I didn't mind the rich, healthy, car-phone owner as much as the proud parents. "Jenny (three) and Katie (15 months) settled in very well," said one, which was galling, given that our one-year-old was being remarkably unsettled. ("Thomas had a rasping cough, necessitating a trip to the local doctor; his refusal to sleep in his own cot and his subsequent transfer to the parental four-poster bed destroyed any foolish hopes we had of a romantic holiday.")
Even more irritating was the entry about how useful the kitchen blender had been, because "our darling six-month-old daughter doesn't like tinned food." This, too, was disheartening in the face of my own failure to provide balanced meals for the children (you try shopping in a resort that sells little else but clotted cream, fudge and Cornish pasties).
Not that I'm complaining about the lack of fresh broccoli for sale. My philosophy while here is to eat as many cream teas as possible. And lest anyone think I am sitting in a glass house throwing stones at previous occupants of this cottage, I do know my own faults on holiday. I sometimes fall into the grump category, though this ill-temper is usually directed at my children rather than anyone else. ("Look! Just go and play in the field by yourself. This is my holiday, too.") Bossiness also gets a look in. ("I've read all the pamphlets, and we really should go to the Monkey Sanctuary today.") But like most people, I'm in the main escapist. I want the cottage to be perfect and the sun to be shining and my family to be gloriously happy. When this doesn't happen I worry that it's all been a terrible flop, instead of acknowledging that holidays are usually a mixture of pleasure and intense disappointment.
Today, however, was almost perfect. OK, the baby had been awake most of last night with croup, but he cheered up in the morning, and the skies were clear. We wandered down to the harbour, and ate fish and chips and ice-cream, and saw an old man sitting in a painted yellow boat. I asked him if he would take us to a nearby island, and he said, yes, of course - so we climbed in and chugged out to sea, and 15 minutes later we were there. He left us on a deserted beach and then disappeared across the water. I started worrying that he might not come back to fetch us, and perhaps we weren't allowed to be there, anyway?
But everything turned out fine. Two old ladies in their eighties live alone on the island, and they seemed glad to see us, because we were their first visitors since last October. They showed us around, and told us about the island's mysteries: the 18th-century smugglers' treasure trove yet to be discovered; and the legend of the Holy Grail, which some say was hidden there centuries ago. Then they sent us off to a cove where we found pearl-coloured shells and a colony of cormorants. The baby stopped snuffling and started chuckling, and we skimmed stones and admired the blueness of the sea. After a while, the old man in the yellow boat returned and took us back to the harbour. He charged us £5 for the trip - less than a family outing to McDonald's.

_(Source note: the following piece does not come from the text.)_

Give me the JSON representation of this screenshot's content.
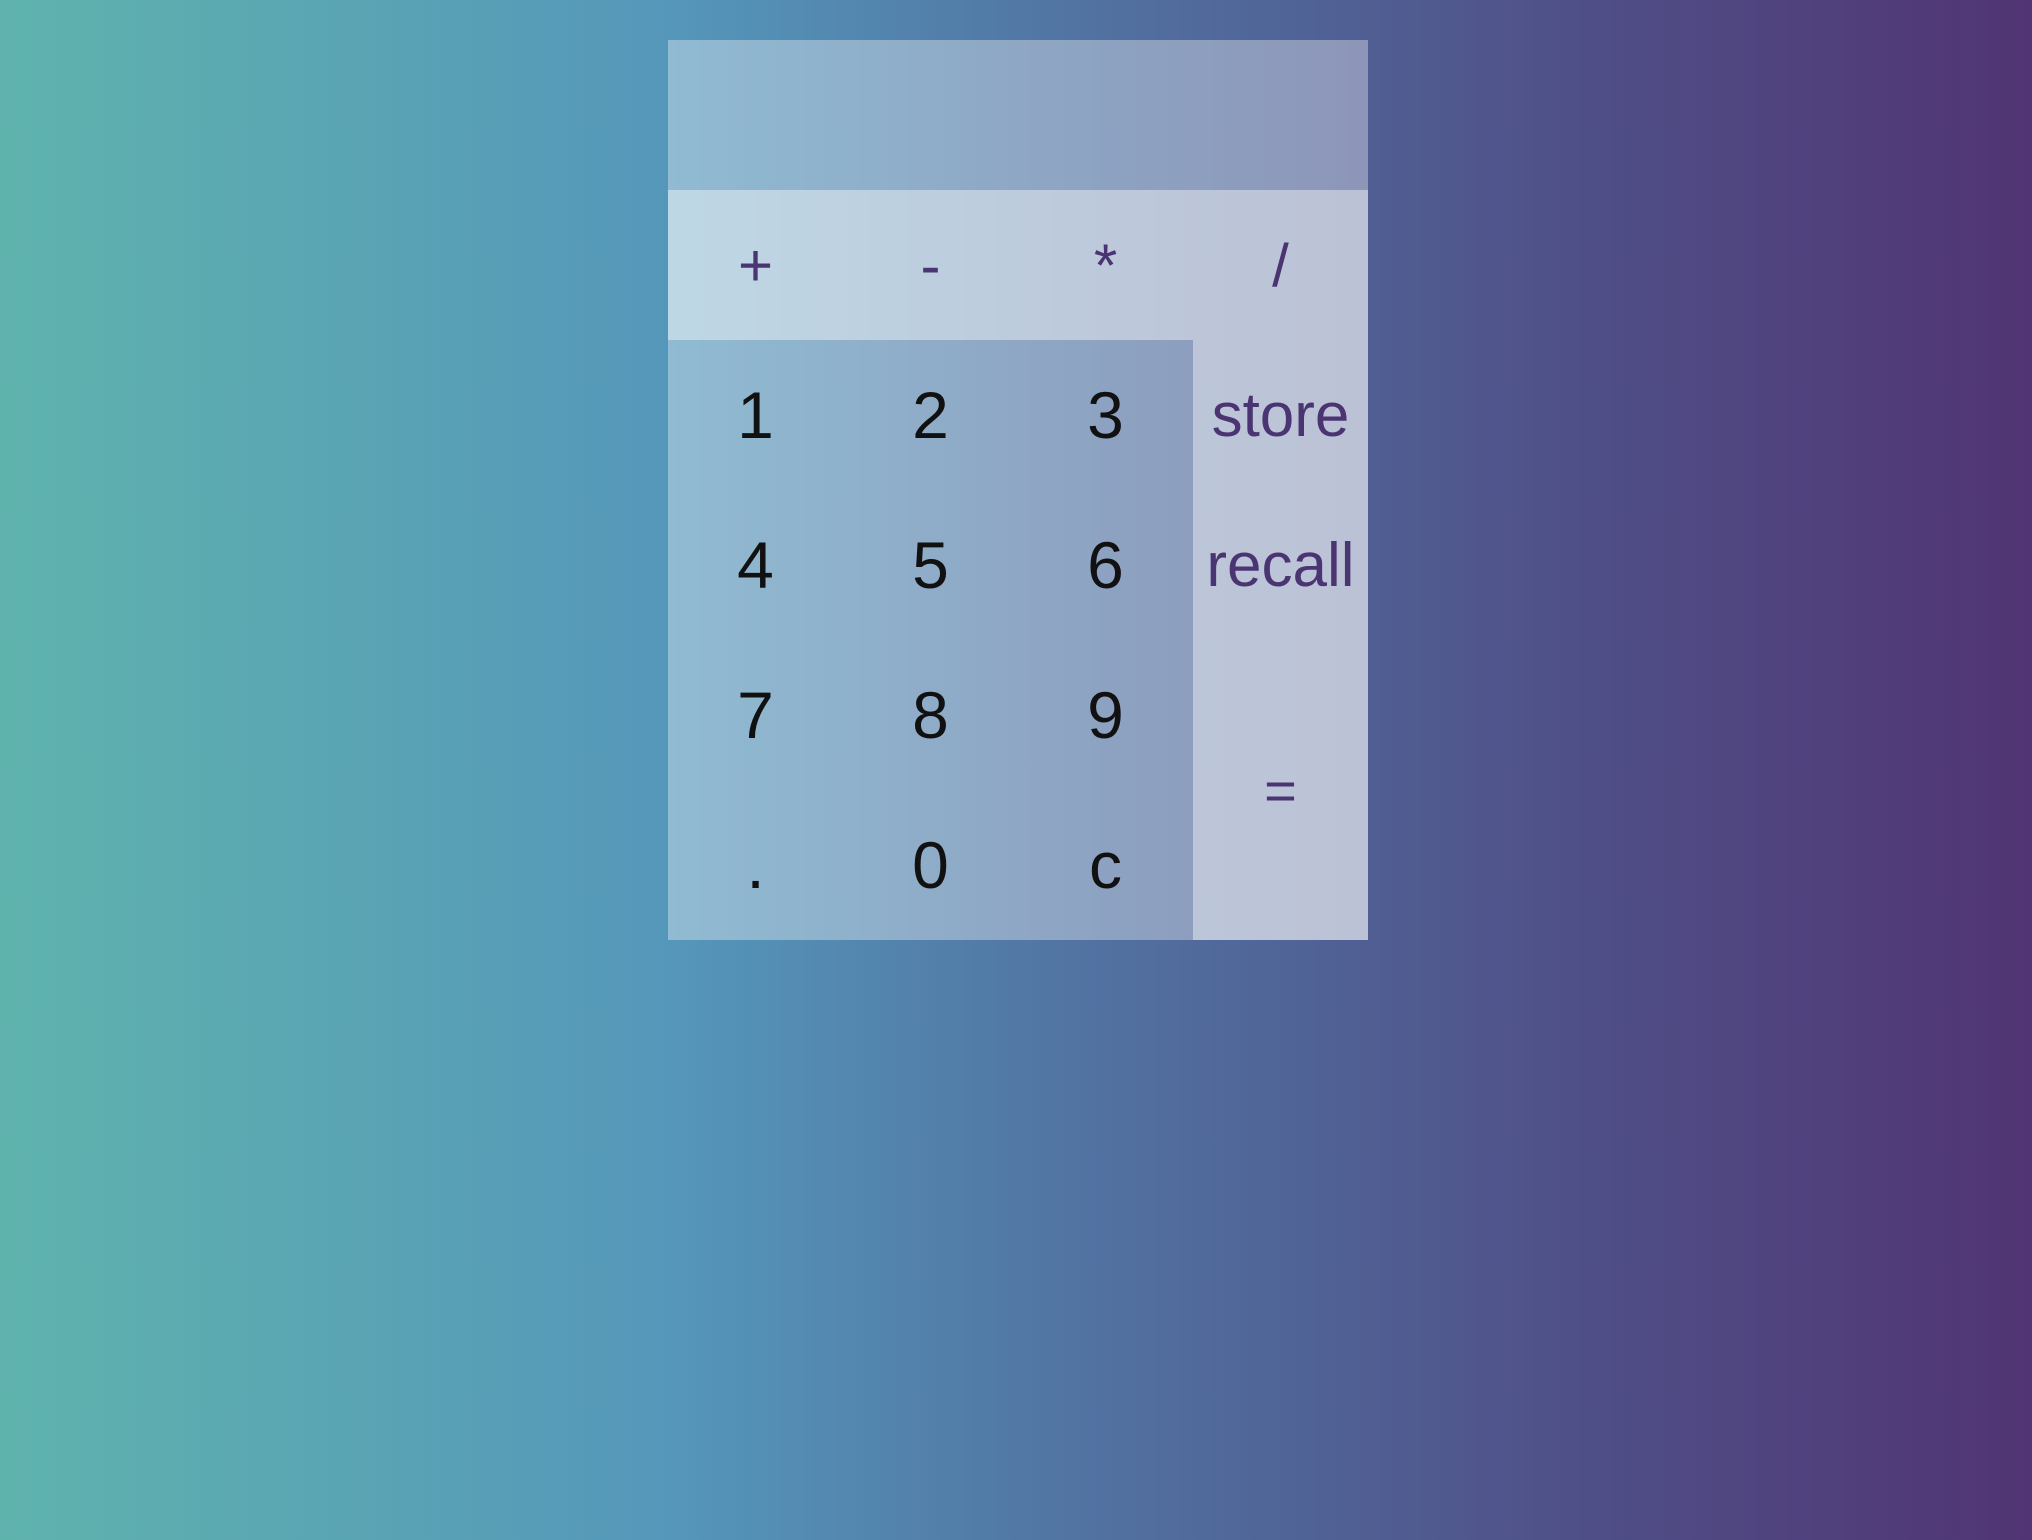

We want to go back to the island tomorrow, which would probably be a mistake: like looking too hard for the Holy Grail. But even if it rains for the rest of the week, and the baby's nose keeps running, at least we'll be able to say, "Do you remember that brilliant day when we went on a trip to the island?" It will also prove that even for a grumpy, greedy, absurdly unrealistic tourist such as myself, there is still such a thing as magic. !Reuse content